News about online learning & A piece of advice
Dear lovely parents and guardians,
We wish you a happy new term from HSC Tutoring.
I know it does not sound as exciting at the moment when you have your children at home and doing your very best to keep them entertained and developed academically.
During these extraordinary times many tutors, learners, and parents have been feeling uncertain and anxious about the new home education system. If you are already overwhelmed from today, you are not alone.
Please take a deep breath and relax! You must always keep in mind; the most important thing is the health of you and your families in this unprecedented situation.
I would like to highlight some areas to give you a better understanding about the current home education system.
1- What do schools expect from your child?
DfE advices schools that pupils must receive a ‘suitable full-time education’ but that home learning does not have to follow the exact patterns of the school day. Students are not required to
· have a timetable
· have set hours during which education will take place
· observe school hours, days or terms
2- How much work will there be?
According to DfE, schools will provide advice for the support of education of school-aged children.
Following their advice, you may have already received an informative email from your school on how they are going to carry on with the home education of the children. There is a significant variance in the work set for students, however the main focus is to keep students engaged in learning to have consistency in education.

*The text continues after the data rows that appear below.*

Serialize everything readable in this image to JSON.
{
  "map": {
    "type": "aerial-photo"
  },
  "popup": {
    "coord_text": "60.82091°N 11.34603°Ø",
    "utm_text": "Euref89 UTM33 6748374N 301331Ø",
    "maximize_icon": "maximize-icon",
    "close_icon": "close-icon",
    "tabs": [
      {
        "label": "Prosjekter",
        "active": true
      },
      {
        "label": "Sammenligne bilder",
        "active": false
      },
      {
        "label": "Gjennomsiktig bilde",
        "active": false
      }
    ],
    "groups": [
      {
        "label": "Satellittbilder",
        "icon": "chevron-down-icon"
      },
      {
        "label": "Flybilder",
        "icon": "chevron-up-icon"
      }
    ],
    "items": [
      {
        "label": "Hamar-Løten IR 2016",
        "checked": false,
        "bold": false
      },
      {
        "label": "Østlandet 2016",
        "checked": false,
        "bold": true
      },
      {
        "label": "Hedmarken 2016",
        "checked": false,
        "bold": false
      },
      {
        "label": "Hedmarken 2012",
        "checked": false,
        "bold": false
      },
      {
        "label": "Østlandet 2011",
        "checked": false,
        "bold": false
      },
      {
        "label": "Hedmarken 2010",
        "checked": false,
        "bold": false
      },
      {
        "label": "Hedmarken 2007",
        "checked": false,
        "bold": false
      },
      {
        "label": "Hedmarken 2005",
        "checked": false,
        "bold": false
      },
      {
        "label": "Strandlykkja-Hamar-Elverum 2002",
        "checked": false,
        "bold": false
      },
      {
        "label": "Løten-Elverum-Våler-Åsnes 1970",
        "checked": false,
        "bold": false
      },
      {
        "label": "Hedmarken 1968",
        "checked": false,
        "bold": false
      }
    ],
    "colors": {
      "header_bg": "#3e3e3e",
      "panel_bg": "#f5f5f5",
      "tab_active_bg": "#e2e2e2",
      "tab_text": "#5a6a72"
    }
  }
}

Many tutors and teachers focus on revisiting and revising the basic contents and filling the knowledge gaps.
Yesterday (April 19), Gavin Williamson, Education Secretary on the Government said that “some of our leading state schools have collaborated to open The Oak National Academy”, and it has been launched today to provide support to online learning of students during his press conference.
“This is a totally new initiative, led by 40 brilliant teachers who have assembled video lessons and resources for any teacher in the country to make use of if they wish to do so. 180 video lessons will be provided each week, across a broad range of subjects, for every year group from Reception through to Year 10.” Mr Williamson added.
Here is the link to access this great resource: https://www.thenational.academy/
3- How can you cope with the current system?
The amount and content of the work will depend on your child’s school set. Pupils may find some of the content challenging so it is possible for them to feel some struggle. In this case, some parents try to teach every single topic to their students that may be the reason for the frustration. Please bare in mind, you are not expected to deliver ‘professional’ lessons, or expect your child to be as focused as they are at school.
It is only logical as your child may well produce the work set with you on a 1-hour-setting of 1:1 session, which is worth the entire school day of six hours with distractions in a crowded classroom.
I personally can not be more agree with the statement from DfE “There are many simple ways to help your children learn and it does not have to feel like ‘learning’. Having everyday conversations, make-believe play, and reading together, all make a big difference to your child’s development.”
My advice as a tutor is that if there is any knowledge that you are not comfortable with, you should not panic to teach it to your child but you should seek for help.
Use online resources (see below) to help you and listen to your school’s advice. f you feel your child is getting too much work, I strongly advice you to contact with teachers and ask kindly. You may also comment here or simply contact with us via phone if you need any advice or guidance.
We’d be happy to help!
Please stay calm, look after yourselves most importantly keep safe and well!
*The previous announcement about online resources from DfE is as follows: